Financial Regulation

Senate Democrats Split Over Community Bank Regulatory Changes

Industry and financial regulation proponents at odds over altering Dodd-Frank rules

Sen. Sherrod Brown of Ohio at a Nov. 14, 2017, Senate Banking Committee hearing. The ranking Democrat on Tuesday pushed back on legislation that would ease restrictions on community banks and small financial institutions like credit unions. (Win McNamee/Getty Images)
  • The measure would raise the threshold for determining if a bank is “systemically important” from $50 billion in assets to $250 billion.

  • It would also give the Federal Reserve discretion to conduct periodic stress tests on institutions valued between $100 billion and $250 billion in assets.

The Senate Banking Committee on Tuesday moved toward approving legislation that would ease restrictions on community banks and small financial institutions like credit unions, amid critiques from regulation advocates that the bill would be a giveaway to large banks.

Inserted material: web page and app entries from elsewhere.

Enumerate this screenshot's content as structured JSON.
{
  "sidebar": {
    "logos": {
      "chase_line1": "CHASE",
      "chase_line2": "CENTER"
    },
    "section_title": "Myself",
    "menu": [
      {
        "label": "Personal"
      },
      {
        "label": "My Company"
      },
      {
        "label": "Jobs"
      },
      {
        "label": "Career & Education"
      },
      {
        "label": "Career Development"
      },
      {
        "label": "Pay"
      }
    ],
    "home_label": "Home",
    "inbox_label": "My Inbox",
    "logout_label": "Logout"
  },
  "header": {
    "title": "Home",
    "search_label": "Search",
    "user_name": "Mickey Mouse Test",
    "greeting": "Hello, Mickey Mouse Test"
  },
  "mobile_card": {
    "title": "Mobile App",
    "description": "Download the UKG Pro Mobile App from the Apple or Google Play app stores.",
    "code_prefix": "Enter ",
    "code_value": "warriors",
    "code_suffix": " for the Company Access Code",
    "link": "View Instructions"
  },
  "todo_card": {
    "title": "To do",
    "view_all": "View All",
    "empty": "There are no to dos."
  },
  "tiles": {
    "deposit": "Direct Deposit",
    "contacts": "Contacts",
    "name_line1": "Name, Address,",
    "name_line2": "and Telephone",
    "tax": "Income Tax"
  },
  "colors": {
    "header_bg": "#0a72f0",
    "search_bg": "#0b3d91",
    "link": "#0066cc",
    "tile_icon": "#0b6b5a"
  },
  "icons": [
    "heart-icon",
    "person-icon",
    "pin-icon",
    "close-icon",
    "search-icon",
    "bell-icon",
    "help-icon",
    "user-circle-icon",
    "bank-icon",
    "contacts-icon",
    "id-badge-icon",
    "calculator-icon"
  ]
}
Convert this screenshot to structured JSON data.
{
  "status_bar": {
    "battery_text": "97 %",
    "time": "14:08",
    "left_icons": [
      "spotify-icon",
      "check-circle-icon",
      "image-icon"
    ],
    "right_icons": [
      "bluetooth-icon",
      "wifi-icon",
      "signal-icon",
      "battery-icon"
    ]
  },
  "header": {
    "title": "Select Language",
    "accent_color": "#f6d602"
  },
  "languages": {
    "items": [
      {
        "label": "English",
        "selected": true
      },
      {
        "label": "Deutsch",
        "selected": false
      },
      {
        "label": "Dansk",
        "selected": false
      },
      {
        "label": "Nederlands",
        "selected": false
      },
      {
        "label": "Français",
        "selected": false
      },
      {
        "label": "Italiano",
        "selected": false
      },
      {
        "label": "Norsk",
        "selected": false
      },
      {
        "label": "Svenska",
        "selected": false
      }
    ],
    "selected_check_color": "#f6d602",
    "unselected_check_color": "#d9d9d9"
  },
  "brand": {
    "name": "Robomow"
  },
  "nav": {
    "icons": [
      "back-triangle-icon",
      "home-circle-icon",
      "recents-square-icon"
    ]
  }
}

The measure being marked up, S. 2155, boasts bipartisan support from Republicans and moderate Democrats — including many who will face tough re-election contests next year in states that President Donald Trump won in 2016.

Sen. Jon Tester (D-Mont.) promoted the bill as the type of relief needed to enhance access to credit in predominantly rural places like his home state, where he’s up for re-election next year.

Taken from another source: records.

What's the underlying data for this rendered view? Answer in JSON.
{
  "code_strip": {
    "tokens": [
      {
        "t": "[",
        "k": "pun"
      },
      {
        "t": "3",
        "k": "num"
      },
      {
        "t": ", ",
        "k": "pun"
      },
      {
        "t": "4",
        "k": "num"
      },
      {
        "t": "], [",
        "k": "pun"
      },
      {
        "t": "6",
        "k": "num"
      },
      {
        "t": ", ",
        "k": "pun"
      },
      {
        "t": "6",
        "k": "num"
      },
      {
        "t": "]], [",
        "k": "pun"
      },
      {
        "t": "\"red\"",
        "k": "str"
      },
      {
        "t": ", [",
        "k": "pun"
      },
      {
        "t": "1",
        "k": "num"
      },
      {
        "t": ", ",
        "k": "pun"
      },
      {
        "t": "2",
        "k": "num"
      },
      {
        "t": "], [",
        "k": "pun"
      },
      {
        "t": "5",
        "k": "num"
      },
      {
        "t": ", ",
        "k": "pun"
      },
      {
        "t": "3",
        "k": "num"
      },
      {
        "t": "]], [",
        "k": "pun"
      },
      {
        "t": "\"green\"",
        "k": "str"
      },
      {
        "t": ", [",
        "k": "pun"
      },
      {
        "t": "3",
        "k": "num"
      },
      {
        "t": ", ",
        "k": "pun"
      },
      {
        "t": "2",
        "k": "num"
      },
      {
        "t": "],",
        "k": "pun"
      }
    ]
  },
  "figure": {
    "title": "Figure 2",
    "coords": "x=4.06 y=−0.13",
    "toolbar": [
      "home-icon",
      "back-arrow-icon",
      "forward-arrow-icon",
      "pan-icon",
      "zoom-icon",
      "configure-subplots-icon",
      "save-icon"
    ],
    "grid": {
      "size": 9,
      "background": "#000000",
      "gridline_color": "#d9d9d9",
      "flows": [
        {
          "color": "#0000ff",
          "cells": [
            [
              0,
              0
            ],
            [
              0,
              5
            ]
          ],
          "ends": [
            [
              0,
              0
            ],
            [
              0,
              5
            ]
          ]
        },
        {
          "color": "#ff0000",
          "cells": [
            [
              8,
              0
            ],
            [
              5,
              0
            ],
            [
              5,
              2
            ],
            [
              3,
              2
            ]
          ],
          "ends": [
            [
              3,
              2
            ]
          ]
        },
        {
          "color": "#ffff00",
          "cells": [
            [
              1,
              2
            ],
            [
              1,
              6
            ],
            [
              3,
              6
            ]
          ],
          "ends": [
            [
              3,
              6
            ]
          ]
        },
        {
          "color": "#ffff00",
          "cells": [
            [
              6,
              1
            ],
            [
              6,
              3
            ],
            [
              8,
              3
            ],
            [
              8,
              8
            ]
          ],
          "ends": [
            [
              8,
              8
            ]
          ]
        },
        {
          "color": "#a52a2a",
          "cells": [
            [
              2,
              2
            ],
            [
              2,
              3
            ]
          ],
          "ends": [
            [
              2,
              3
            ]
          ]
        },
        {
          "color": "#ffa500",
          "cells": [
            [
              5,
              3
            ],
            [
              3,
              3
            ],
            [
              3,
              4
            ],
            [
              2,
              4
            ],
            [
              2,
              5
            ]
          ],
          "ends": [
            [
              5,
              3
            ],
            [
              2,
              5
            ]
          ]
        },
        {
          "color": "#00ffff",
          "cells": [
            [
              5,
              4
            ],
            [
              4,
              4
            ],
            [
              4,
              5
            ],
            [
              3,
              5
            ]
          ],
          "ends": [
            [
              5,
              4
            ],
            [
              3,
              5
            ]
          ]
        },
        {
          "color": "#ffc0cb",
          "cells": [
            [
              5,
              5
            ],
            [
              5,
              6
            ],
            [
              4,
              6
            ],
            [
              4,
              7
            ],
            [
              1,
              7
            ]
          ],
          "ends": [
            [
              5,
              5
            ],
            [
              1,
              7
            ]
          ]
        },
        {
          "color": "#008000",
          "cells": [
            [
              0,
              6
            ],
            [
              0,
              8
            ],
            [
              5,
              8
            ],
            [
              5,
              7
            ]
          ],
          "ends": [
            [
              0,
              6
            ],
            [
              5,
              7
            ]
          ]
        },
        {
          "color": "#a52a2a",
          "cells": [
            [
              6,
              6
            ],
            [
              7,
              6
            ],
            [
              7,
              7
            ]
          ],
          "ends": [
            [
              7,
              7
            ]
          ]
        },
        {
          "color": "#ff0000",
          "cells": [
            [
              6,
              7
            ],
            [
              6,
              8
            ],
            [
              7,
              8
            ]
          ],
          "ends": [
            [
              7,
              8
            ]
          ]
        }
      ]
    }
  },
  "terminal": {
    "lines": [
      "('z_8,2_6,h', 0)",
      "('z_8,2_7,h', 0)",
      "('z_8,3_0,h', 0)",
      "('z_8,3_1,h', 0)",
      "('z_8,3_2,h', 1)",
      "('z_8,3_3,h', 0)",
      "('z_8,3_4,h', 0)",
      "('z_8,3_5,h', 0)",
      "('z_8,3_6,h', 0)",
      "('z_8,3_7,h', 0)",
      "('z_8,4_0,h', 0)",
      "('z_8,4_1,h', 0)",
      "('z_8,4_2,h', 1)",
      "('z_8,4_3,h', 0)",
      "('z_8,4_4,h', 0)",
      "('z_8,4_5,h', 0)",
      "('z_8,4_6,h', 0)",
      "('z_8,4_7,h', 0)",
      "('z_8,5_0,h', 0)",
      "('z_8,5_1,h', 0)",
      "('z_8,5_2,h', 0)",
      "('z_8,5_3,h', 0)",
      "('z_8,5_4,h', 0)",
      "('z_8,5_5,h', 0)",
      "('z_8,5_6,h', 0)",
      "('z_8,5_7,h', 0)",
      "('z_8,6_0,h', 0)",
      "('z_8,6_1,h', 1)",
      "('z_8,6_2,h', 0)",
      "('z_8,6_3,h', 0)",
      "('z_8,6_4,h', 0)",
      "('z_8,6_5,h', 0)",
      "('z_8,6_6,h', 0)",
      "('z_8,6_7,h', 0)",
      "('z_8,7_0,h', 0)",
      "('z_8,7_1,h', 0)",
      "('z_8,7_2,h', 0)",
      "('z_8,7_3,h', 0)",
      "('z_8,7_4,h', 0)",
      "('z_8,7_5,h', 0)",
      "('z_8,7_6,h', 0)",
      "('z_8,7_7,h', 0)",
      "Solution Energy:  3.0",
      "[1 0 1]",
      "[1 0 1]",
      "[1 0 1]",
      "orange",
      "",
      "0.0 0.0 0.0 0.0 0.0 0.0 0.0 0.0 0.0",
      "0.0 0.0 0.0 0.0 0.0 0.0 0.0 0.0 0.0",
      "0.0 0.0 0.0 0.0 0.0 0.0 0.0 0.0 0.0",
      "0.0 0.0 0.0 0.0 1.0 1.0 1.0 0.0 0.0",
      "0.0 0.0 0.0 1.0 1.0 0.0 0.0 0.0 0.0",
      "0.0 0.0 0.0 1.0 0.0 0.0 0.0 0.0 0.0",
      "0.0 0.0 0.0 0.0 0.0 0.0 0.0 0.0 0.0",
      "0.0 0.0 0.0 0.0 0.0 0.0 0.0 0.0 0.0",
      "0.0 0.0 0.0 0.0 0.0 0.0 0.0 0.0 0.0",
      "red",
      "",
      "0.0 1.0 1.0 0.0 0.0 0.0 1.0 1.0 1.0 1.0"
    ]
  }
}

“It does not roll back regulations on Wall Street fat cats,” Tester said at Tuesday’s markup.

The legislation would raise the threshold — from $50 billion in assets to $250 billion — for determining whether a bank is systemically important. It would also give the Federal Reserve discretion to conduct stress tests on institutions valued between $100 billion and $250 billion on a periodic basis, in addition to loosening industry-wide rules regarding issues like home mortgages and supervision.

Democratic Sens. Sherrod Brown (Ohio) and Elizabeth Warren (Mass.) tried unsuccessfully to amend the bill, which they characterized as a handout to bank executives.

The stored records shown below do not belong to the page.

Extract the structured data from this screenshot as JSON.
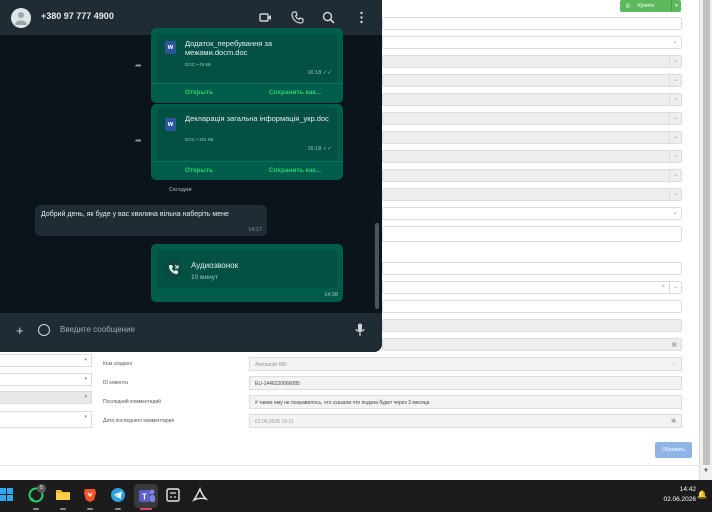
{
  "crm": {
    "call_button_label": "Купити",
    "fields": [
      {
        "label": "Кем создано",
        "value": "Aleksandr 685"
      },
      {
        "label": "ID клиента",
        "value": "EU-1446220666085"
      },
      {
        "label": "Последний комментарий",
        "value": "# также ему не понравилось, что сказали что подача будет через 3 месяца"
      },
      {
        "label": "Дата последнего комментария",
        "value": "01.06.2026 16:11"
      }
    ],
    "update_button_label": "Обновить"
  },
  "whatsapp": {
    "contact_phone": "+380 97 777 4900",
    "docs": [
      {
        "name": "Додаток_перебування за межами.docm.doc",
        "meta": "DOC • 45 КБ",
        "time": "16:18",
        "open_label": "Открыть",
        "save_label": "Сохранить как..."
      },
      {
        "name": "Декларація загальна інформація_укр.doc",
        "meta": "DOC • 201 КБ",
        "time": "16:18",
        "open_label": "Открыть",
        "save_label": "Сохранить как..."
      }
    ],
    "date_separator": "Сегодня",
    "incoming_message": {
      "text": "Добрий день, як буде у вас хвилина вільна наберіть мене",
      "time": "14:17"
    },
    "call": {
      "title": "Аудиозвонок",
      "duration": "10 минут",
      "time": "14:38"
    },
    "composer_placeholder": "Введите сообщение"
  },
  "taskbar": {
    "time": "14:42",
    "date": "02.06.2026",
    "whatsapp_badge": "5",
    "icons": [
      "windows-start-icon",
      "whatsapp-icon",
      "file-explorer-icon",
      "brave-icon",
      "telegram-icon",
      "teams-icon",
      "calculator-icon",
      "acrobat-icon"
    ]
  }
}
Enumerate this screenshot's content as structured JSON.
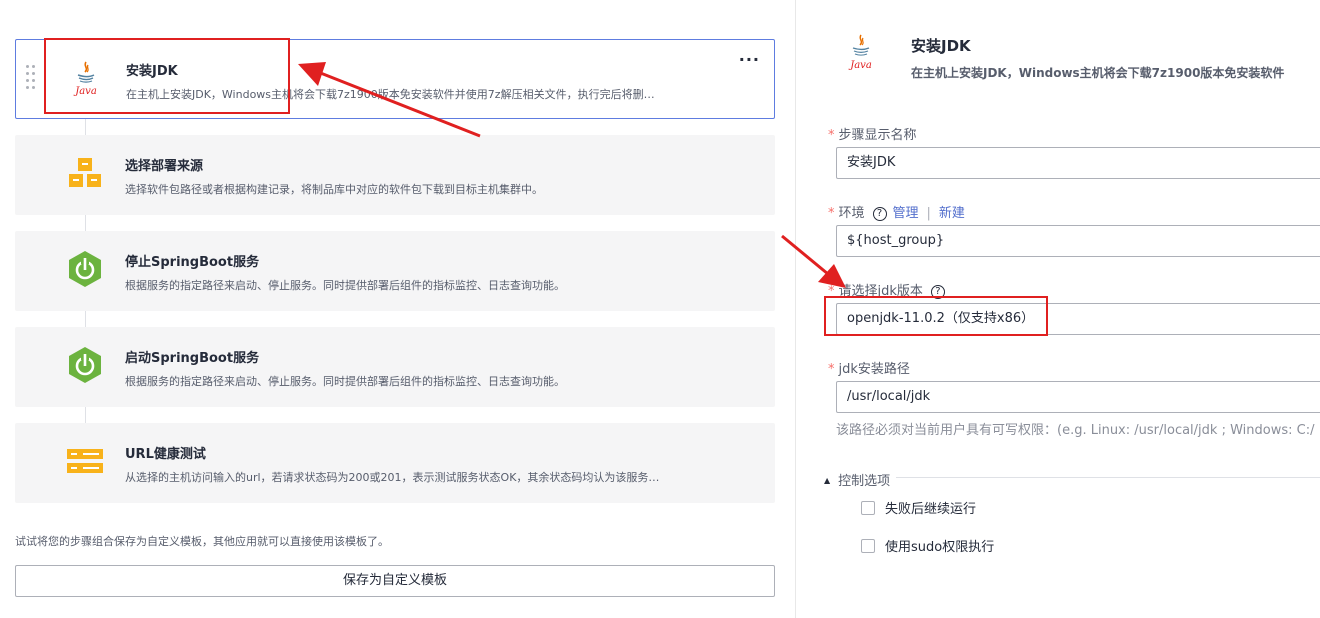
{
  "steps": [
    {
      "title": "安装JDK",
      "desc": "在主机上安装JDK，Windows主机将会下载7z1900版本免安装软件并使用7z解压相关文件，执行完后将删…",
      "icon": "java-icon"
    },
    {
      "title": "选择部署来源",
      "desc": "选择软件包路径或者根据构建记录，将制品库中对应的软件包下载到目标主机集群中。",
      "icon": "package-source-icon"
    },
    {
      "title": "停止SpringBoot服务",
      "desc": "根据服务的指定路径来启动、停止服务。同时提供部署后组件的指标监控、日志查询功能。",
      "icon": "springboot-icon"
    },
    {
      "title": "启动SpringBoot服务",
      "desc": "根据服务的指定路径来启动、停止服务。同时提供部署后组件的指标监控、日志查询功能。",
      "icon": "springboot-icon"
    },
    {
      "title": "URL健康测试",
      "desc": "从选择的主机访问输入的url，若请求状态码为200或201，表示测试服务状态OK，其余状态码均认为该服务…",
      "icon": "url-health-icon"
    }
  ],
  "more_label": "···",
  "hint": "试试将您的步骤组合保存为自定义模板，其他应用就可以直接使用该模板了。",
  "save_button": "保存为自定义模板",
  "detail": {
    "title": "安装JDK",
    "subtitle": "在主机上安装JDK，Windows主机将会下载7z1900版本免安装软件",
    "java_text": "Java",
    "name_label": "步骤显示名称",
    "name_value": "安装JDK",
    "env_label": "环境",
    "env_manage": "管理",
    "env_sep": "|",
    "env_new": "新建",
    "env_value": "${host_group}",
    "jdk_version_label": "请选择jdk版本",
    "jdk_version_value": "openjdk-11.0.2（仅支持x86）",
    "jdk_path_label": "jdk安装路径",
    "jdk_path_value": "/usr/local/jdk",
    "jdk_path_help": "该路径必须对当前用户具有可写权限：(e.g. Linux: /usr/local/jdk ; Windows: C:/",
    "control_label": "控制选项",
    "opt_continue": "失败后继续运行",
    "opt_sudo": "使用sudo权限执行",
    "required_mark": "*",
    "question_mark": "?"
  },
  "colors": {
    "active_border": "#5e7ce0",
    "annotation": "#e02020",
    "link": "#526ecc",
    "spring_green": "#6cb33f",
    "package_orange": "#f8b21a"
  }
}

The panel has been voting on amendments throughout the day and is expected to hold a final committee vote later on Tuesday.

Warren and Brown said that lawmakers who back it have confused regulatory relief for small institutions with loosened regulations for the entire industry. Brown, the committee’s ranking Democrat, said that while he supports the principle of giving community banks regulatory relief, he thinks the bill reflects the priorities of larger players in the industry at the price of increasing the risk of a bailout of a failing bank.

His office noted in a flyer distributed last week that increased systemic risk caused by lax stress testing or an increased SIFI threshold could disadvantage small financial institutions by way of the Federal Deposit Insurance Corp.

“When the FDIC is forced to pay out money to cover the cost of a big bank collapse, smaller community banks are forced to pay more to replenish the fund,” the flyer read.

Brown’s views are not shared by other critics of large banks, including small-institution industry groups like the Independent Community Bankers of America.

Paul Merski, ICBA’s executive vice president for congressional relations, said in a Monday interview that he trusts the Federal Reserve to keep standards high for large institutions it supervises.

“I believe the Fed will still have plenty of discretion to apply the standards that they need to keep these banks safe, and have the oversight that they need without overly onerous stress tests,” Merski said, adding that Dodd-Frank rules intended to regulate large institutions have also ensnared smaller banks “that really would be fine with oversight that is not as prescriptive as the Dodd-Frank statutes.”

ICBA backs the legislation, Merski said, because it’s a test of what kinds of Dodd-Frank changes lawmakers are capable of passing on a bipartisan basis.

“There’s been plenty of one-sided efforts on the Republican side and Democratic side to make changes to Dodd-Frank, but this is really the U.S. Senate’s first test case” on how well a bipartisan agreement will play out, he said.